Every line containing the word "tracking" is to be copied from the data below.

[Information given — start]

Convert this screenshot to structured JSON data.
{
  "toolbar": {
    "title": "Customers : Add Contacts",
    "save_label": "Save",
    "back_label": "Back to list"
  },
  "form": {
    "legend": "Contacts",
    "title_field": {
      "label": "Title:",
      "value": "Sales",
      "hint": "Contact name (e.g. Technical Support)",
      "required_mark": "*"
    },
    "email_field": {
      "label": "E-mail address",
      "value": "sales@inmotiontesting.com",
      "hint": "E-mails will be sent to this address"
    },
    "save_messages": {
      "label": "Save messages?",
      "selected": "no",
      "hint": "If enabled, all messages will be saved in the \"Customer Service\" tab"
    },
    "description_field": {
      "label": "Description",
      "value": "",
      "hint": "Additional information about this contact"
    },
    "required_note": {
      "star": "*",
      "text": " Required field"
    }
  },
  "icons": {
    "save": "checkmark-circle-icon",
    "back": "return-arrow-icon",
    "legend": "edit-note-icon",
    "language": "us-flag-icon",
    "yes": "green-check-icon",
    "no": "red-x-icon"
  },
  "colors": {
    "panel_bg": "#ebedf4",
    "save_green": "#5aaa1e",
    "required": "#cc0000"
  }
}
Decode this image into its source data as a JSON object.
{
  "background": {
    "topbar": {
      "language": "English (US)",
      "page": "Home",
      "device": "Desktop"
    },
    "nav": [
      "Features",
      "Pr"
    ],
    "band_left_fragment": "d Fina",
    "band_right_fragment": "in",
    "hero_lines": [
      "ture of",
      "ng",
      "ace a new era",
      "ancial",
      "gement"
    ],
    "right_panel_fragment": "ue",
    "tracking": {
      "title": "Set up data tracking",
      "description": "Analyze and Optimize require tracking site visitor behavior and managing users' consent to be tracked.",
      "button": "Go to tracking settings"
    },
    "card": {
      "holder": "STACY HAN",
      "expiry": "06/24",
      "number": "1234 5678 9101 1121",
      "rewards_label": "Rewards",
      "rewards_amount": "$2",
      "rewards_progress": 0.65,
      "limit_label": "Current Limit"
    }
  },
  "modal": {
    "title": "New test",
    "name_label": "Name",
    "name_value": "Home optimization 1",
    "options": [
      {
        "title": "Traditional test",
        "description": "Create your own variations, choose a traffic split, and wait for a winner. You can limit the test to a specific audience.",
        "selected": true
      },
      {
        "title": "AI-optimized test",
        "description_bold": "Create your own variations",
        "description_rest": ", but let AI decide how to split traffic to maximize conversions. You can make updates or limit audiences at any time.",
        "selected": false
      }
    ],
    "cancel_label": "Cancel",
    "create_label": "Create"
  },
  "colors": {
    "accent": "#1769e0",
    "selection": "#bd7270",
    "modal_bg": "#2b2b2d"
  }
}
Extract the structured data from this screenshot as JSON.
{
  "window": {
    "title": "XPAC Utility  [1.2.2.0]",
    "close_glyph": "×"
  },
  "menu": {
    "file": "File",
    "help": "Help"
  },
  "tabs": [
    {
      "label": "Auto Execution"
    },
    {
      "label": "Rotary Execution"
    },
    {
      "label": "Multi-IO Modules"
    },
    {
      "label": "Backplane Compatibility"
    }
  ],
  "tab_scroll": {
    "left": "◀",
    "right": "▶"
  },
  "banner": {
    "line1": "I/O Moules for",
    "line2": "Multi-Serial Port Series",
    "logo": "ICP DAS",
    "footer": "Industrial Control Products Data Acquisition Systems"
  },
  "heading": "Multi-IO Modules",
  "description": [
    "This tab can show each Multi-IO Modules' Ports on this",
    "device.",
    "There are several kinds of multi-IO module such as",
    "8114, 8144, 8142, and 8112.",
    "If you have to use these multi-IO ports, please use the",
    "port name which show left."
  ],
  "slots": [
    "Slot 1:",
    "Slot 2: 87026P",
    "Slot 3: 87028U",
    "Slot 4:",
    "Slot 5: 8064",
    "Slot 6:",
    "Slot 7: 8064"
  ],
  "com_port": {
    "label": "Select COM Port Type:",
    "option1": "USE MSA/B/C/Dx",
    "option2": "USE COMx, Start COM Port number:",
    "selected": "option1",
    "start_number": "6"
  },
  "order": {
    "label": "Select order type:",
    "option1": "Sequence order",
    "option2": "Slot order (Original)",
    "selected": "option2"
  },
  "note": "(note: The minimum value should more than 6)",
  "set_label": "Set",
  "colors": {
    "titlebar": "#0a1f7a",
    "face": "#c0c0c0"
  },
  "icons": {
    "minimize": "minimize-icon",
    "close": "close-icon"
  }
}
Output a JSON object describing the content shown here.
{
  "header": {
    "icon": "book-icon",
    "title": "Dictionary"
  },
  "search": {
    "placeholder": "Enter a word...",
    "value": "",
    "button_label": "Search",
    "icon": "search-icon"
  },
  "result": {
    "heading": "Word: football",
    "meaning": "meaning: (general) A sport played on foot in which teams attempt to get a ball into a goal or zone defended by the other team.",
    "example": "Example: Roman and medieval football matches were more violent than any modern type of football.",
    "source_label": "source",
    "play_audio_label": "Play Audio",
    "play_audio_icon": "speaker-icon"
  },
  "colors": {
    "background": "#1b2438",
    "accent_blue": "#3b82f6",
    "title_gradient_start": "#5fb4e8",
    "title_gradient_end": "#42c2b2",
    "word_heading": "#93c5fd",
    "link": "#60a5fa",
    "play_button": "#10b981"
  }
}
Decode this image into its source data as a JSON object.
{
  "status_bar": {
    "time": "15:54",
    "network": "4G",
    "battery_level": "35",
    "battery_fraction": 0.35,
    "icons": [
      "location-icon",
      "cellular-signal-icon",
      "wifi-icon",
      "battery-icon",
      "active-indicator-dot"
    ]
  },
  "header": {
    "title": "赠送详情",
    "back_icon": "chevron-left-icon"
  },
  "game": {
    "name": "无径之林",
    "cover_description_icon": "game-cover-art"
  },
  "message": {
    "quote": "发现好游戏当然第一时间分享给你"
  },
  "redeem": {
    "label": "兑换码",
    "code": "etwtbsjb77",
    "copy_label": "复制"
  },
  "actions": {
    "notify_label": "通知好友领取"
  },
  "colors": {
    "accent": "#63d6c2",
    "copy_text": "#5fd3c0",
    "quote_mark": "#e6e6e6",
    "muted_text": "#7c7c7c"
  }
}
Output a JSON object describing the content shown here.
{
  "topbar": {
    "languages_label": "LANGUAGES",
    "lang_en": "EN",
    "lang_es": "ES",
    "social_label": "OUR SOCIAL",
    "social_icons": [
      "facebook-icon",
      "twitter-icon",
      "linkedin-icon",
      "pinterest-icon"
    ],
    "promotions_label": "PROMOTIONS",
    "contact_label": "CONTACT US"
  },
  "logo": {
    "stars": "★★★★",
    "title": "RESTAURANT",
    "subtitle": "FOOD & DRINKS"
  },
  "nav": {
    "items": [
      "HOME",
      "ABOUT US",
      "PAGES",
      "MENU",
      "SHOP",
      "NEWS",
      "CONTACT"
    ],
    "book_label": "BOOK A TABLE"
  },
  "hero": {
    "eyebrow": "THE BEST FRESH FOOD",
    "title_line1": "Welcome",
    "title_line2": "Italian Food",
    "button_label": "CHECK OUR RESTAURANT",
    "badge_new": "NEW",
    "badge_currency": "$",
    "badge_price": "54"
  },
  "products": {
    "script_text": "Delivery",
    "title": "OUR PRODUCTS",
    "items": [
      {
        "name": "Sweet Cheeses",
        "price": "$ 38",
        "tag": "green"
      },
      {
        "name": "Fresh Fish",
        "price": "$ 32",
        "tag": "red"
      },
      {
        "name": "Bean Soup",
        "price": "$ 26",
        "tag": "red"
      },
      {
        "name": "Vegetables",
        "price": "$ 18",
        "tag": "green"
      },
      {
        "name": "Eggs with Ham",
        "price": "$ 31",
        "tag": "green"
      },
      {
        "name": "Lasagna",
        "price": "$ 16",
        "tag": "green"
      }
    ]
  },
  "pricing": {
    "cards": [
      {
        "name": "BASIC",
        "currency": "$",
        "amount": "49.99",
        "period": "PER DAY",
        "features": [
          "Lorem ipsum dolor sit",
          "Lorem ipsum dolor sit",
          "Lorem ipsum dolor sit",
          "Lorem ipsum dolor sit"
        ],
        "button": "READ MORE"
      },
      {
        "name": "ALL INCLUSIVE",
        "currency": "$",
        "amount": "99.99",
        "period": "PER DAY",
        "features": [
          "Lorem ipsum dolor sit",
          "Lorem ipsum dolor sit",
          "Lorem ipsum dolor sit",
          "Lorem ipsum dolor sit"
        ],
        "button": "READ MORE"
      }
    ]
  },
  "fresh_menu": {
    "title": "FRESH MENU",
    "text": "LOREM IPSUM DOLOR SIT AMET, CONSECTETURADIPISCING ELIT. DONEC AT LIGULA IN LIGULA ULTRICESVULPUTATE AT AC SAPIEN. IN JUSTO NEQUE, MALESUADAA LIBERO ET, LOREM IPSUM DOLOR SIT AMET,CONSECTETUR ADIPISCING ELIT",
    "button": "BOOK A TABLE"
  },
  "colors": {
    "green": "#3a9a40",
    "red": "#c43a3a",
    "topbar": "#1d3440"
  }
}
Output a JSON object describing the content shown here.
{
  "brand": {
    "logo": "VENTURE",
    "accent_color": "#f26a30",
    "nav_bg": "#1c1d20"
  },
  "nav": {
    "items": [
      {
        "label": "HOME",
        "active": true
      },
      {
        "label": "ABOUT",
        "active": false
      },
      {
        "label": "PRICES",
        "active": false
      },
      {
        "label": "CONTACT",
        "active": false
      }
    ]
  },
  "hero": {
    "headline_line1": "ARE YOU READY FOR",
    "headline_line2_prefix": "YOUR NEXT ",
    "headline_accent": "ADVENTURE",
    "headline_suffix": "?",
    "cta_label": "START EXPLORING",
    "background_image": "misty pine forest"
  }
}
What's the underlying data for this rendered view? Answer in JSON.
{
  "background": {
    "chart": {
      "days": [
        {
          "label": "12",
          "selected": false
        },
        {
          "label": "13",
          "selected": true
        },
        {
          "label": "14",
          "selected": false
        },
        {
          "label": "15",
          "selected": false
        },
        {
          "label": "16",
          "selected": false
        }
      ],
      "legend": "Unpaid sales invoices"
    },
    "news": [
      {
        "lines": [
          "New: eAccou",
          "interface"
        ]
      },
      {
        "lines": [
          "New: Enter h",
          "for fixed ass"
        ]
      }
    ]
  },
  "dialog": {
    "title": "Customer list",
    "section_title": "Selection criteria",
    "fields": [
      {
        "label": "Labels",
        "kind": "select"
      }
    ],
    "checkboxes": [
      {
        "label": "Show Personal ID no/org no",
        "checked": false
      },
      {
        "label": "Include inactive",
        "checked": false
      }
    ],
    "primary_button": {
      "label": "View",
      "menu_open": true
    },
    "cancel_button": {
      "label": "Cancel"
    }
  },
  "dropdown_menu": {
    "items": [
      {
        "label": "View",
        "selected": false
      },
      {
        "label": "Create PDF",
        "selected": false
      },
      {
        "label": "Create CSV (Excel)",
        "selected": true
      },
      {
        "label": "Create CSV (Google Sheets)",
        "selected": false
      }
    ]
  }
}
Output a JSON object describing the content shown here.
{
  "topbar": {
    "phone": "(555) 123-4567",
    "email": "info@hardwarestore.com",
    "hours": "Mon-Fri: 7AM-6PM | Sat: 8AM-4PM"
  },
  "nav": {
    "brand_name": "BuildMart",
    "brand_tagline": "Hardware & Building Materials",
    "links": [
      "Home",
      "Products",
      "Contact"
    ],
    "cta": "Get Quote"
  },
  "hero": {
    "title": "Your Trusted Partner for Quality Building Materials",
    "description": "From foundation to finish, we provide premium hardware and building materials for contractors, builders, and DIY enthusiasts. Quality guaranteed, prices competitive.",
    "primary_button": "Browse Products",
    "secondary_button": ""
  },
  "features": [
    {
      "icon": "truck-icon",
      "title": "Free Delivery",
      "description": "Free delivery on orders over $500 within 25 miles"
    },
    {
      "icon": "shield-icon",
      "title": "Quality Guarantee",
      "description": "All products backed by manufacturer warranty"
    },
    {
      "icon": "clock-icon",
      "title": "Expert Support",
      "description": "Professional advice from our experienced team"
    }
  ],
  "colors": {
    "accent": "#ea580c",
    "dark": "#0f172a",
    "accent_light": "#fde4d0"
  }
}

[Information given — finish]

-- Result --
    "tracking": {
      "title": "Set up data tracking",
      "description": "Analyze and Optimize require tracking site visitor behavior and managing users' consent to be tracked.",
      "button": "Go to tracking settings"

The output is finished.